# Task brief:
Only the lines containing "JSON" should appear in the answer, copied from the listing below.

= = = = = = =

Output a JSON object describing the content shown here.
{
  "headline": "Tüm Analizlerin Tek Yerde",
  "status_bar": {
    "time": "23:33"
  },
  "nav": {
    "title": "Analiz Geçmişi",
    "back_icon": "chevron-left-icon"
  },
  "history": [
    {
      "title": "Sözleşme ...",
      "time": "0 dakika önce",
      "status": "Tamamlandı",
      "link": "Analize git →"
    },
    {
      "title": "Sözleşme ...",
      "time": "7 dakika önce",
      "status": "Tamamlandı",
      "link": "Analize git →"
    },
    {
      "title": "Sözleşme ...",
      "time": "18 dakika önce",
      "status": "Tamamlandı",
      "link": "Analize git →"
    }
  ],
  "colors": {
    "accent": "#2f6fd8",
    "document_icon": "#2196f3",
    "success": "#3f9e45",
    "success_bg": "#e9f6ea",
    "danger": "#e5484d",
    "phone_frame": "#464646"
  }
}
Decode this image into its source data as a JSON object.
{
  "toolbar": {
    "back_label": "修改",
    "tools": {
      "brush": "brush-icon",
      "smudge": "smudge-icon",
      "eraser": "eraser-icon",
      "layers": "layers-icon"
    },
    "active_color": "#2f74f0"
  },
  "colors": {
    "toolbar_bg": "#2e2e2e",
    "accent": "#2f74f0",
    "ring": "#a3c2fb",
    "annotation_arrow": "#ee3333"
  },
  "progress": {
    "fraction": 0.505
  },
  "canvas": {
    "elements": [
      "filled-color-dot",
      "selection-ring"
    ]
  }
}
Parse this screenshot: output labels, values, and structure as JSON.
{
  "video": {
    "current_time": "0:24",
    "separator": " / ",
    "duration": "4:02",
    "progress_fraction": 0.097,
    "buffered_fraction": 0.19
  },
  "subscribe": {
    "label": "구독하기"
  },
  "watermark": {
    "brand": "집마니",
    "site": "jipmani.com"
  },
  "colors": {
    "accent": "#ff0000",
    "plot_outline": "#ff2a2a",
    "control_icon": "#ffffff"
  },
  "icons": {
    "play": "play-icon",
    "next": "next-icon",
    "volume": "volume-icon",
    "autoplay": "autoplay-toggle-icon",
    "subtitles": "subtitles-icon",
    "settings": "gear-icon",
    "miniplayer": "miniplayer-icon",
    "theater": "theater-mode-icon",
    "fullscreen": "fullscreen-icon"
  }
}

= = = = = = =

# Output for this task:
Output a JSON object describing the content shown here.
Decode this image into its source data as a JSON object.
Parse this screenshot: output labels, values, and structure as JSON.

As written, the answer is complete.